What to produce:
Count the lines below that contain "ONDERNEMEN". Answer with the number alone.

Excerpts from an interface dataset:

━━━━━━━━━━━━━━━━

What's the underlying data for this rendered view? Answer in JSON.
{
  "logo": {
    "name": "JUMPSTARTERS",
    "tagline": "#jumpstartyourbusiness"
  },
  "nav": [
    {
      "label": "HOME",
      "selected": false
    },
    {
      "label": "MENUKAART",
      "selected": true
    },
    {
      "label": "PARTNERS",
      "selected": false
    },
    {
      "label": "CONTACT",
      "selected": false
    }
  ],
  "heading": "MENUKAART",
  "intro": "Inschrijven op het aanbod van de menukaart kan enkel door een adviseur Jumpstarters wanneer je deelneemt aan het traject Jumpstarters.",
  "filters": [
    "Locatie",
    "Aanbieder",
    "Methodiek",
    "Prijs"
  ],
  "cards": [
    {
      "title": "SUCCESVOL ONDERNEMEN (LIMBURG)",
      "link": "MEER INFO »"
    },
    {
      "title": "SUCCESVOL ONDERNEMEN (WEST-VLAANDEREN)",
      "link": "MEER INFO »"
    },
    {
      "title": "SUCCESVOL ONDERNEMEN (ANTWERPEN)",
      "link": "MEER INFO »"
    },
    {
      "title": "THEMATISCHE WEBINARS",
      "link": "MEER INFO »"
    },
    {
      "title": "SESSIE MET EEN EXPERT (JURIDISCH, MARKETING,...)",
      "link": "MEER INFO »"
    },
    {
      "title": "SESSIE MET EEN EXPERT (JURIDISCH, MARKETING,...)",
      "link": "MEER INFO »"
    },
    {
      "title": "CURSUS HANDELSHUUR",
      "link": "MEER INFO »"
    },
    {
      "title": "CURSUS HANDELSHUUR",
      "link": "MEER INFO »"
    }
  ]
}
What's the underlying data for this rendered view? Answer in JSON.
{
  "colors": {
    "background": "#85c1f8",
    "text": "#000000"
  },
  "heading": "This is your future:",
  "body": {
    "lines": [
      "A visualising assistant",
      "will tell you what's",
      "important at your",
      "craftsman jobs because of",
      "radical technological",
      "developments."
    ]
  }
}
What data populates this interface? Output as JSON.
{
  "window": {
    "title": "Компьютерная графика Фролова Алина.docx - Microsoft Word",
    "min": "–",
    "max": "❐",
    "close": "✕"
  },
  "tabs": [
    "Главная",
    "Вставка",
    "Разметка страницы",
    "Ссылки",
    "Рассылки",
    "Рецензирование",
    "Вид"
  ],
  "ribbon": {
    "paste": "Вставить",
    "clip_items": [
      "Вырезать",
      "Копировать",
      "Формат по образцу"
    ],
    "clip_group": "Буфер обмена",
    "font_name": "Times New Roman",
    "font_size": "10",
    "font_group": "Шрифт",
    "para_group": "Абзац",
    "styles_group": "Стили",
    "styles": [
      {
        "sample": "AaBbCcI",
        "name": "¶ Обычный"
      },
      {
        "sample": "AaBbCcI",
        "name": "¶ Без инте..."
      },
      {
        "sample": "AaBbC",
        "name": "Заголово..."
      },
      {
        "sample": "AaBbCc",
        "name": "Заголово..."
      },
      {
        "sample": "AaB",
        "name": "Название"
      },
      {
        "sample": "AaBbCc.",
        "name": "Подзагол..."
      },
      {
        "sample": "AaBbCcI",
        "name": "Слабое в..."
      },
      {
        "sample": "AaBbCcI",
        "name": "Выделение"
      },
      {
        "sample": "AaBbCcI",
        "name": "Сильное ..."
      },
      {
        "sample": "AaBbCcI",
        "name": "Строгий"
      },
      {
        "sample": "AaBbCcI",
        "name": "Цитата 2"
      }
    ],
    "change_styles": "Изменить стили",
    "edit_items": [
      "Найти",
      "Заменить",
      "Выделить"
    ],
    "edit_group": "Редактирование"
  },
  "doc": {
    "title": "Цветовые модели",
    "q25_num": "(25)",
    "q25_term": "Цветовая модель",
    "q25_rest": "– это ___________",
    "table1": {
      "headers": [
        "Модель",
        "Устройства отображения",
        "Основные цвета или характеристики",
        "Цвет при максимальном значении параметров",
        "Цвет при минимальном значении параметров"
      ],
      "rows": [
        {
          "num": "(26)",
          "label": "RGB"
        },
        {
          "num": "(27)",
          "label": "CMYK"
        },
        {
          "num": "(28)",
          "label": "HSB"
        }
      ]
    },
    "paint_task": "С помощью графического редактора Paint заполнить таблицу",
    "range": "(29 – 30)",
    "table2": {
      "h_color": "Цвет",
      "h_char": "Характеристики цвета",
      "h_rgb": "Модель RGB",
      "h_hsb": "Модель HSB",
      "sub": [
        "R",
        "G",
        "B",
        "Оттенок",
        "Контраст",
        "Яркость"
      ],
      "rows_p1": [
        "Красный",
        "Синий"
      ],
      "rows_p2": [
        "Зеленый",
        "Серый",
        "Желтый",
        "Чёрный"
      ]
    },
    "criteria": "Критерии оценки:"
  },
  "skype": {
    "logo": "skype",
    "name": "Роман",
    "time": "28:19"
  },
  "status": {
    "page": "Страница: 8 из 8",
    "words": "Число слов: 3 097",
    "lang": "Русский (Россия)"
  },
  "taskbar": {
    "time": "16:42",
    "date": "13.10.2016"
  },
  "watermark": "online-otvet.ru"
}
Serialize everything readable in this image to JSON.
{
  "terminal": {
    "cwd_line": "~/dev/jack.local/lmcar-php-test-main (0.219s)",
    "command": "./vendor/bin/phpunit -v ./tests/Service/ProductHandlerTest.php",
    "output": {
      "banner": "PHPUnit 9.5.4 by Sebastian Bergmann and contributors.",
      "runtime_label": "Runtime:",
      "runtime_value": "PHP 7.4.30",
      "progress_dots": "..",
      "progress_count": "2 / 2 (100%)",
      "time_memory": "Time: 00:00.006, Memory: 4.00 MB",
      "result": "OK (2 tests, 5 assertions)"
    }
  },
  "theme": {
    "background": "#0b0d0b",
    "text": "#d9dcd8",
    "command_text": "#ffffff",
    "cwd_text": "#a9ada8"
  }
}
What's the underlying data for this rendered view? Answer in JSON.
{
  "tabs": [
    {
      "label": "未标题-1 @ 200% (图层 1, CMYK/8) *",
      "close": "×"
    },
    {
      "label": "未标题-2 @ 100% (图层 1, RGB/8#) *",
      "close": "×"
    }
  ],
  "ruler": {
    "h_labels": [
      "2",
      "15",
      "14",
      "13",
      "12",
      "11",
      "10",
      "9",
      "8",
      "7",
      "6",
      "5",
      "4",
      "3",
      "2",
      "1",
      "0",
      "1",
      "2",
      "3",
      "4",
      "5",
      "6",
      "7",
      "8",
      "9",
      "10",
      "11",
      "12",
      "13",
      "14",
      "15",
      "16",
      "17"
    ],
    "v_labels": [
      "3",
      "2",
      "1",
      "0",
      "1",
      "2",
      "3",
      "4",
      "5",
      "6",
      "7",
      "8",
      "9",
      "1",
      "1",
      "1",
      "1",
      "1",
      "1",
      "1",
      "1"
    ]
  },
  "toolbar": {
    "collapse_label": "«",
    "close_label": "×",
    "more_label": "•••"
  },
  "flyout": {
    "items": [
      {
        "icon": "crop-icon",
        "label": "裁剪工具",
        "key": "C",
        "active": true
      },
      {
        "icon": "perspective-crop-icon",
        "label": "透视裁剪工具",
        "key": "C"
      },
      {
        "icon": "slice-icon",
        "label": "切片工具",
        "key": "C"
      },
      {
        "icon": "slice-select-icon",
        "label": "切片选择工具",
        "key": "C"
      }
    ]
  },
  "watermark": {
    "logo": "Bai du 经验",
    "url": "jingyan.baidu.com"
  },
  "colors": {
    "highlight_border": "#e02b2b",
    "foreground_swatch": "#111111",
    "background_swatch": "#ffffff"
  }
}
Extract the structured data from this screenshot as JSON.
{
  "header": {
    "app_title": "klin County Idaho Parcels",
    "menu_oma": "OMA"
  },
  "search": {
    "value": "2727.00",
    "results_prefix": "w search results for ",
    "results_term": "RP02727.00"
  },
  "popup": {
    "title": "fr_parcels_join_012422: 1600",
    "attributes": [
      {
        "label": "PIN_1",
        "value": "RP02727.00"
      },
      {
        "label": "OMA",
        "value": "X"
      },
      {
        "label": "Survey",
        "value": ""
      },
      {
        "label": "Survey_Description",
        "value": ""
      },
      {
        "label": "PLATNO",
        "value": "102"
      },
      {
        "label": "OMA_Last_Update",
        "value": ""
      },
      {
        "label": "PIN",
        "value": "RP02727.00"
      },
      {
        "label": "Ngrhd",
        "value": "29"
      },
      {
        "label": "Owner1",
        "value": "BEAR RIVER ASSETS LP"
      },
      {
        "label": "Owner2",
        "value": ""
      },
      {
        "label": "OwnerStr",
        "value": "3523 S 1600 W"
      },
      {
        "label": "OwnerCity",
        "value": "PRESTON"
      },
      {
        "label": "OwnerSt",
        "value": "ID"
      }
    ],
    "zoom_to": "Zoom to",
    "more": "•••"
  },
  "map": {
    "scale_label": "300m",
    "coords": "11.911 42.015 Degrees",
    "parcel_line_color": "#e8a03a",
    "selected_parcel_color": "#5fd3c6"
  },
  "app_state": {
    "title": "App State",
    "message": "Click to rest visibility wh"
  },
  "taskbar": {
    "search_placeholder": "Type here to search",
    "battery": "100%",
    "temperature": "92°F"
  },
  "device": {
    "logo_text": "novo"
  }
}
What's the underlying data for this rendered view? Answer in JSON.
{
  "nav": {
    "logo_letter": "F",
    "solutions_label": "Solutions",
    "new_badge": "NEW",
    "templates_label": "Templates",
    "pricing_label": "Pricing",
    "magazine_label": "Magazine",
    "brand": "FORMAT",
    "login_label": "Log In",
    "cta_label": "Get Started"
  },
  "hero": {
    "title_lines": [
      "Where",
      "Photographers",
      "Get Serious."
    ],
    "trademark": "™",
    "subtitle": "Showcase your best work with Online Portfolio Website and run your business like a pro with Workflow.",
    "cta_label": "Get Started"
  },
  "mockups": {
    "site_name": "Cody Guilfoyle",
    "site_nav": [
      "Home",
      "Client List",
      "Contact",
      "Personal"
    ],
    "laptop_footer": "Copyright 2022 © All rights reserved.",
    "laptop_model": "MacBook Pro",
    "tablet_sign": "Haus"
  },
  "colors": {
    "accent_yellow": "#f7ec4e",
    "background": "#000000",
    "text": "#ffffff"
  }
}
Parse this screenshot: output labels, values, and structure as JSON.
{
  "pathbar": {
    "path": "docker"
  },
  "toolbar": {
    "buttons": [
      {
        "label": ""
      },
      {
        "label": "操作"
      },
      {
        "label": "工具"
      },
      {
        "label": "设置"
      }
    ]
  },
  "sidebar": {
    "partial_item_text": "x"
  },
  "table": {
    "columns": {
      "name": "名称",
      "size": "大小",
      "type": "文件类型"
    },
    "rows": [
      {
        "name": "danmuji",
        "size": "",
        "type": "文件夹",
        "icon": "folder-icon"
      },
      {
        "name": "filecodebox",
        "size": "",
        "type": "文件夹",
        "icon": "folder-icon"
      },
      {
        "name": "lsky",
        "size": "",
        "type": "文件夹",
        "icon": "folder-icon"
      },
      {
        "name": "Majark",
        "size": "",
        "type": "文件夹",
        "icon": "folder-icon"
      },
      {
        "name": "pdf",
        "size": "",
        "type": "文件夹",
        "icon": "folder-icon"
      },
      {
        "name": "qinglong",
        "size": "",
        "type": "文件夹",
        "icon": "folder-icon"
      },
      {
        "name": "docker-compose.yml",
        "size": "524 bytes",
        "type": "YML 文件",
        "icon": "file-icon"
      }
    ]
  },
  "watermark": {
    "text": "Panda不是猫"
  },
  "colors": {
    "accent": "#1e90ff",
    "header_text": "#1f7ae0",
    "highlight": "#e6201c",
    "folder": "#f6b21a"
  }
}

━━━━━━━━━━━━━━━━

Solution to this problem:
3